Extracted data entries

━━━━

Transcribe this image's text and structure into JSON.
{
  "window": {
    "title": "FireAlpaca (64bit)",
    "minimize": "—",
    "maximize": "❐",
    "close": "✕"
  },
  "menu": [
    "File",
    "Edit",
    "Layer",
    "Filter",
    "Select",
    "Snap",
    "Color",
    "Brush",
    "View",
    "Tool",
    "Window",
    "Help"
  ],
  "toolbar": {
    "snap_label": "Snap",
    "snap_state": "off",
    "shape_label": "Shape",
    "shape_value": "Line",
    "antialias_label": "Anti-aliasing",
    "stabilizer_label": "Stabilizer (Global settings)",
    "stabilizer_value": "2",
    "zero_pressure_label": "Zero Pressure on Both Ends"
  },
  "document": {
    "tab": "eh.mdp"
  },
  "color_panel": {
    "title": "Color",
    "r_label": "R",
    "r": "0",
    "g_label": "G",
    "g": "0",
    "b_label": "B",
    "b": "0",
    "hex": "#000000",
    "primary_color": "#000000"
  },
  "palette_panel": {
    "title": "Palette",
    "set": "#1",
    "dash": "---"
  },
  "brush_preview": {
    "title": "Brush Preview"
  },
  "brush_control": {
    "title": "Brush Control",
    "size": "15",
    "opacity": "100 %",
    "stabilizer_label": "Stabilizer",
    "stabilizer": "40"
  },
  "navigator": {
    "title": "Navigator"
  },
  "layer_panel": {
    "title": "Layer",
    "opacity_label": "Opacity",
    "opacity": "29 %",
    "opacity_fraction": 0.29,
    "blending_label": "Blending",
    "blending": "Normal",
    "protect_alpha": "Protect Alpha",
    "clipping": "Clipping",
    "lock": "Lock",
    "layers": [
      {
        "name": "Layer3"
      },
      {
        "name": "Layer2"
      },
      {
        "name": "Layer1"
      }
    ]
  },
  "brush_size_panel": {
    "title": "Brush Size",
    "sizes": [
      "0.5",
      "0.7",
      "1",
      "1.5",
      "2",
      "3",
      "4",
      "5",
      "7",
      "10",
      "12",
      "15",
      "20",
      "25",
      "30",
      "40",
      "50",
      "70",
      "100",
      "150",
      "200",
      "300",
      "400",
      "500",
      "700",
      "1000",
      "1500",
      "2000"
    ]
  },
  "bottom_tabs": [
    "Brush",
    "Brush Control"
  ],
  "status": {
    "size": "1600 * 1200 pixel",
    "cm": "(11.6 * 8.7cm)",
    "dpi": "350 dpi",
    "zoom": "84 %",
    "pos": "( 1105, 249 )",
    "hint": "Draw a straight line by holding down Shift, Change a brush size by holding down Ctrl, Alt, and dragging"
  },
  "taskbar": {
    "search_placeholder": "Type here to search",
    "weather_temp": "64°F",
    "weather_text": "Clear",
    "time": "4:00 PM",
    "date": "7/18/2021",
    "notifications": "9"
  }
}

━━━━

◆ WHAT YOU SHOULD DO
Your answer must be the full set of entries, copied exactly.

◆ WRITTEN SOLUTION
Transcribe this image's text and structure into JSON.
{
  "window": {
    "title": "FireAlpaca (64bit)",
    "minimize": "—",
    "maximize": "❐",
    "close": "✕"
  },
  "menu": [
    "File",
    "Edit",
    "Layer",
    "Filter",
    "Select",
    "Snap",
    "Color",
    "Brush",
    "View",
    "Tool",
    "Window",
    "Help"
  ],
  "toolbar": {
    "snap_label": "Snap",
    "snap_state": "off",
    "shape_label": "Shape",
    "shape_value": "Line",
    "antialias_label": "Anti-aliasing",
    "stabilizer_label": "Stabilizer (Global settings)",
    "stabilizer_value": "2",
    "zero_pressure_label": "Zero Pressure on Both Ends"
  },
  "document": {
    "tab": "eh.mdp"
  },
  "color_panel": {
    "title": "Color",
    "r_label": "R",
    "r": "0",
    "g_label": "G",
    "g": "0",
    "b_label": "B",
    "b": "0",
    "hex": "#000000",
    "primary_color": "#000000"
  },
  "palette_panel": {
    "title": "Palette",
    "set": "#1",
    "dash": "---"
  },
  "brush_preview": {
    "title": "Brush Preview"
  },
  "brush_control": {
    "title": "Brush Control",
    "size": "15",
    "opacity": "100 %",
    "stabilizer_label": "Stabilizer",
    "stabilizer": "40"
  },
  "navigator": {
    "title": "Navigator"
  },
  "layer_panel": {
    "title": "Layer",
    "opacity_label": "Opacity",
    "opacity": "29 %",
    "opacity_fraction": 0.29,
    "blending_label": "Blending",
    "blending": "Normal",
    "protect_alpha": "Protect Alpha",
    "clipping": "Clipping",
    "lock": "Lock",
    "layers": [
      {
        "name": "Layer3"
      },
      {
        "name": "Layer2"
      },
      {
        "name": "Layer1"
      }
    ]
  },
  "brush_size_panel": {
    "title": "Brush Size",
    "sizes": [
      "0.5",
      "0.7",
      "1",
      "1.5",
      "2",
      "3",
      "4",
      "5",
      "7",
      "10",
      "12",
      "15",
      "20",
      "25",
      "30",
      "40",
      "50",
      "70",
      "100",
      "150",
      "200",
      "300",
      "400",
      "500",
      "700",
      "1000",
      "1500",
      "2000"
    ]
  },
  "bottom_tabs": [
    "Brush",
    "Brush Control"
  ],
  "status": {
    "size": "1600 * 1200 pixel",
    "cm": "(11.6 * 8.7cm)",
    "dpi": "350 dpi",
    "zoom": "84 %",
    "pos": "( 1105, 249 )",
    "hint": "Draw a straight line by holding down Shift, Change a brush size by holding down Ctrl, Alt, and dragging"
  },
  "taskbar": {
    "search_placeholder": "Type here to search",
    "weather_temp": "64°F",
    "weather_text": "Clear",
    "time": "4:00 PM",
    "date": "7/18/2021",
    "notifications": "9"
  }
}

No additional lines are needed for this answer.